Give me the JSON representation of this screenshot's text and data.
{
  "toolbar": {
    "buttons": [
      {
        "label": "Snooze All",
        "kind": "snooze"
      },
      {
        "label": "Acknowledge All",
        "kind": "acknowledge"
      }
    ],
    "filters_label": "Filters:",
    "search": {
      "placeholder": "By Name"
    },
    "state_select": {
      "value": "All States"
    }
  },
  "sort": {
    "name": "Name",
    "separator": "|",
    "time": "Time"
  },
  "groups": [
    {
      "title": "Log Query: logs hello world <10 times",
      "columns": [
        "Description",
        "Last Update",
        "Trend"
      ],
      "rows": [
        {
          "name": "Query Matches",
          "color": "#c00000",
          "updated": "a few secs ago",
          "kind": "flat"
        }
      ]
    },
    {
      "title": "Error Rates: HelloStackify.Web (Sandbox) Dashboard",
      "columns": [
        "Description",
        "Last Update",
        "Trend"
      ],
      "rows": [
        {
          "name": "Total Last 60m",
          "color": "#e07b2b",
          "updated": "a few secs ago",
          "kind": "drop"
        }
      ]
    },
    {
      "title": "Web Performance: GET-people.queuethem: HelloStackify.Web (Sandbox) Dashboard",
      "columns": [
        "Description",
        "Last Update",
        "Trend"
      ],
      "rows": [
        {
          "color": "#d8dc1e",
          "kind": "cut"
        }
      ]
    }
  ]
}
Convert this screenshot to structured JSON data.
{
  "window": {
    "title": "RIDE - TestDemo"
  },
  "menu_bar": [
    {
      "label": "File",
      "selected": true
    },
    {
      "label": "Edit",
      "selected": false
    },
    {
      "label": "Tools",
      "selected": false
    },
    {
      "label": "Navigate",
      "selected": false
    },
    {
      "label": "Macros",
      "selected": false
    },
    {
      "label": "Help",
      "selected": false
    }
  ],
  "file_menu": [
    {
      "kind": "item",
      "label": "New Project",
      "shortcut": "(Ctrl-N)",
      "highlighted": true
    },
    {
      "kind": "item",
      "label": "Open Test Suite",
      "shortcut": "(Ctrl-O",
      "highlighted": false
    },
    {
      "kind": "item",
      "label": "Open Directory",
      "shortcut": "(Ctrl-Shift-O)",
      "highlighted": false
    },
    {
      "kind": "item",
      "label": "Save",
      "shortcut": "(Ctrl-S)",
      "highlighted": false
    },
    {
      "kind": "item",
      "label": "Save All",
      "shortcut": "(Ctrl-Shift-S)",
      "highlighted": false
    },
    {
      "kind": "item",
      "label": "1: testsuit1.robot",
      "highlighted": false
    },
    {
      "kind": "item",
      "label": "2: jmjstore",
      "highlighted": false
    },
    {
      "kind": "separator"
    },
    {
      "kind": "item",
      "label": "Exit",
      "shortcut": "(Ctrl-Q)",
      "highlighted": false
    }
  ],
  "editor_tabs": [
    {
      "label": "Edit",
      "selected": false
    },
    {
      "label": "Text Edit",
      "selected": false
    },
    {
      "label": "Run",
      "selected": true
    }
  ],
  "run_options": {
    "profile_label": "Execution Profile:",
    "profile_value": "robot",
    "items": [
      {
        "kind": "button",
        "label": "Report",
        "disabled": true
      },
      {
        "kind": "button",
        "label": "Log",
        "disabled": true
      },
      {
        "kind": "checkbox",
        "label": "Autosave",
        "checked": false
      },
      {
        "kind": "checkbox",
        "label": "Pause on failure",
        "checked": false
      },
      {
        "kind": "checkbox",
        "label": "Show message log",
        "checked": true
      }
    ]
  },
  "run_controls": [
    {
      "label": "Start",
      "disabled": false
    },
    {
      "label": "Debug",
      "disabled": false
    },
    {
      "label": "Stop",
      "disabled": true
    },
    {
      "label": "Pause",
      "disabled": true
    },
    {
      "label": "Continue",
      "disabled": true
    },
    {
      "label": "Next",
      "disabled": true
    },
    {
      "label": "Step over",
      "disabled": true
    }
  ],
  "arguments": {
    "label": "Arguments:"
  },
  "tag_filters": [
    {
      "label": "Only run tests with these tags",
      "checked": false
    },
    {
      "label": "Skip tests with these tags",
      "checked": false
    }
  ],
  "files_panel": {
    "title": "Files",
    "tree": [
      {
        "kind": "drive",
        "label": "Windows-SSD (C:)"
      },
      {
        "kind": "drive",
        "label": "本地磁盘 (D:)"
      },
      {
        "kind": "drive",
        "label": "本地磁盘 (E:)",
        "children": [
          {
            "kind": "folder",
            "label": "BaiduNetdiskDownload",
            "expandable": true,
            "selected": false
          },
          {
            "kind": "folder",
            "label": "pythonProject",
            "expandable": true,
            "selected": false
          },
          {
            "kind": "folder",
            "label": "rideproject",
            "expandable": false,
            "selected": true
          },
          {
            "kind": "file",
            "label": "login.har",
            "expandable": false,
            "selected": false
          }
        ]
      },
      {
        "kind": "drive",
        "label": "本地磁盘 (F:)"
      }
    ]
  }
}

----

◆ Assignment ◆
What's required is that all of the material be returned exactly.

◆ Answer section ◆
Give me the JSON representation of this screenshot's text and data.
{
  "toolbar": {
    "buttons": [
      {
        "label": "Snooze All",
        "kind": "snooze"
      },
      {
        "label": "Acknowledge All",
        "kind": "acknowledge"
      }
    ],
    "filters_label": "Filters:",
    "search": {
      "placeholder": "By Name"
    },
    "state_select": {
      "value": "All States"
    }
  },
  "sort": {
    "name": "Name",
    "separator": "|",
    "time": "Time"
  },
  "groups": [
    {
      "title": "Log Query: logs hello world <10 times",
      "columns": [
        "Description",
        "Last Update",
        "Trend"
      ],
      "rows": [
        {
          "name": "Query Matches",
          "color": "#c00000",
          "updated": "a few secs ago",
          "kind": "flat"
        }
      ]
    },
    {
      "title": "Error Rates: HelloStackify.Web (Sandbox) Dashboard",
      "columns": [
        "Description",
        "Last Update",
        "Trend"
      ],
      "rows": [
        {
          "name": "Total Last 60m",
          "color": "#e07b2b",
          "updated": "a few secs ago",
          "kind": "drop"
        }
      ]
    },
    {
      "title": "Web Performance: GET-people.queuethem: HelloStackify.Web (Sandbox) Dashboard",
      "columns": [
        "Description",
        "Last Update",
        "Trend"
      ],
      "rows": [
        {
          "color": "#d8dc1e",
          "kind": "cut"
        }
      ]
    }
  ]
}
Convert this screenshot to structured JSON data.
{
  "window": {
    "title": "RIDE - TestDemo"
  },
  "menu_bar": [
    {
      "label": "File",
      "selected": true
    },
    {
      "label": "Edit",
      "selected": false
    },
    {
      "label": "Tools",
      "selected": false
    },
    {
      "label": "Navigate",
      "selected": false
    },
    {
      "label": "Macros",
      "selected": false
    },
    {
      "label": "Help",
      "selected": false
    }
  ],
  "file_menu": [
    {
      "kind": "item",
      "label": "New Project",
      "shortcut": "(Ctrl-N)",
      "highlighted": true
    },
    {
      "kind": "item",
      "label": "Open Test Suite",
      "shortcut": "(Ctrl-O",
      "highlighted": false
    },
    {
      "kind": "item",
      "label": "Open Directory",
      "shortcut": "(Ctrl-Shift-O)",
      "highlighted": false
    },
    {
      "kind": "item",
      "label": "Save",
      "shortcut": "(Ctrl-S)",
      "highlighted": false
    },
    {
      "kind": "item",
      "label": "Save All",
      "shortcut": "(Ctrl-Shift-S)",
      "highlighted": false
    },
    {
      "kind": "item",
      "label": "1: testsuit1.robot",
      "highlighted": false
    },
    {
      "kind": "item",
      "label": "2: jmjstore",
      "highlighted": false
    },
    {
      "kind": "separator"
    },
    {
      "kind": "item",
      "label": "Exit",
      "shortcut": "(Ctrl-Q)",
      "highlighted": false
    }
  ],
  "editor_tabs": [
    {
      "label": "Edit",
      "selected": false
    },
    {
      "label": "Text Edit",
      "selected": false
    },
    {
      "label": "Run",
      "selected": true
    }
  ],
  "run_options": {
    "profile_label": "Execution Profile:",
    "profile_value": "robot",
    "items": [
      {
        "kind": "button",
        "label": "Report",
        "disabled": true
      },
      {
        "kind": "button",
        "label": "Log",
        "disabled": true
      },
      {
        "kind": "checkbox",
        "label": "Autosave",
        "checked": false
      },
      {
        "kind": "checkbox",
        "label": "Pause on failure",
        "checked": false
      },
      {
        "kind": "checkbox",
        "label": "Show message log",
        "checked": true
      }
    ]
  },
  "run_controls": [
    {
      "label": "Start",
      "disabled": false
    },
    {
      "label": "Debug",
      "disabled": false
    },
    {
      "label": "Stop",
      "disabled": true
    },
    {
      "label": "Pause",
      "disabled": true
    },
    {
      "label": "Continue",
      "disabled": true
    },
    {
      "label": "Next",
      "disabled": true
    },
    {
      "label": "Step over",
      "disabled": true
    }
  ],
  "arguments": {
    "label": "Arguments:"
  },
  "tag_filters": [
    {
      "label": "Only run tests with these tags",
      "checked": false
    },
    {
      "label": "Skip tests with these tags",
      "checked": false
    }
  ],
  "files_panel": {
    "title": "Files",
    "tree": [
      {
        "kind": "drive",
        "label": "Windows-SSD (C:)"
      },
      {
        "kind": "drive",
        "label": "本地磁盘 (D:)"
      },
      {
        "kind": "drive",
        "label": "本地磁盘 (E:)",
        "children": [
          {
            "kind": "folder",
            "label": "BaiduNetdiskDownload",
            "expandable": true,
            "selected": false
          },
          {
            "kind": "folder",
            "label": "pythonProject",
            "expandable": true,
            "selected": false
          },
          {
            "kind": "folder",
            "label": "rideproject",
            "expandable": false,
            "selected": true
          },
          {
            "kind": "file",
            "label": "login.har",
            "expandable": false,
            "selected": false
          }
        ]
      },
      {
        "kind": "drive",
        "label": "本地磁盘 (F:)"
      }
    ]
  }
}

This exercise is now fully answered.